ZIMBABWEANS holding on to large amounts of old bearer cheques have devised new tricks of dealing with RBZ governor Gideon Gono’s deadline of August 21.
The Zimbabwe Independent this week discovered that Bulawayo residents were visiting retail
outlets and exchanging the old currency for new notes for a fee.
The majority of those exchanging the money were foreign currency dealers who were holding on to amounts running into billions of dollars before the new measures were introduced last week.
Investigations by this newspaper showed that those with large amounts of money were targeting garages, hair salons, supermarkets, butcheries, newspaper vendors, departmental stores and retail outlets to exchange the old bearer cheques for new ones.
“The system is not foolproof. As long as the currencies work concurrently, there will always be a way of beating the system,” said a cashier at a clothing outlet, who said she exchanged $400 million of the new notes and charged a 10% fee of $40 million for the transaction.
The cashier then pocketed the money levied on the transaction.
Last week several people also managed to bring into the country billions of dollars through the Bulawayo-Francistown train that was not being searched until Thursday, three days after Gono gave his ultimatum.
Economic commentator Eric Bloch said the RBZ’s move to crack down on money launderers had been successful judging from the amounts recovered so far.
He said it was difficult to devise a 100% foolproof system on such undertakings.
“The main idea of the exercise was to trap some of the money fuelling the black market.

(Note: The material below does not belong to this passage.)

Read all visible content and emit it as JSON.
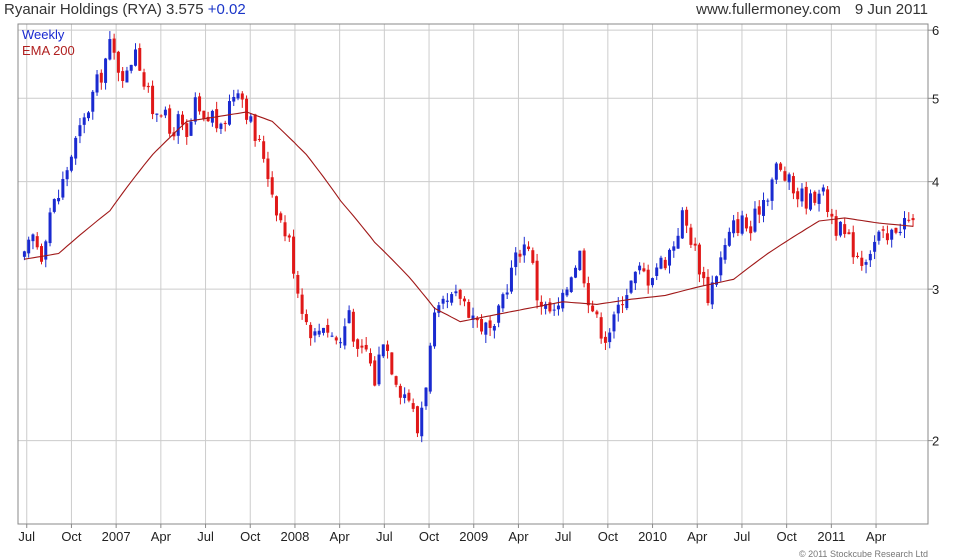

There was a lot of money being hoarded and the amount recovered will help to stabilise the economy and reduce significantly the parallel market and the rate of inflation,” Bloch said.
He however said the manner the law enforcement agents went about carrying out the exercise was not the best.
“The police are treating all citizens as being guilty until proven innocent. We have people who got money legitimately being arrested and that is wrong for the police to do,” Bloch said.
“There is money legitimately acquired like money for paying salaries on a farm but you have people arrested for that and I know of three people (who have experienced) something like that. That is very wrong.”
Other people with lots of money are resorting to buying cattle, properties and converting the old notes into foreign currency.
A local retail manager said foreign currency dealers exchanged $2 billion of the old bearer cheques after purchasing clothing worth $100 million.
Sources in the retail trade said money changers were offering a rate of 20% of the amount converted into the new currency.
“People have devised various means of beating the system and instead of carrying the cash in large amounts they are transporting it in small amounts ranging from $50 million to $90 million. Just yesterday one fuel dealer exchanged $3 billion in nine trips at a local supermarket,” said a source.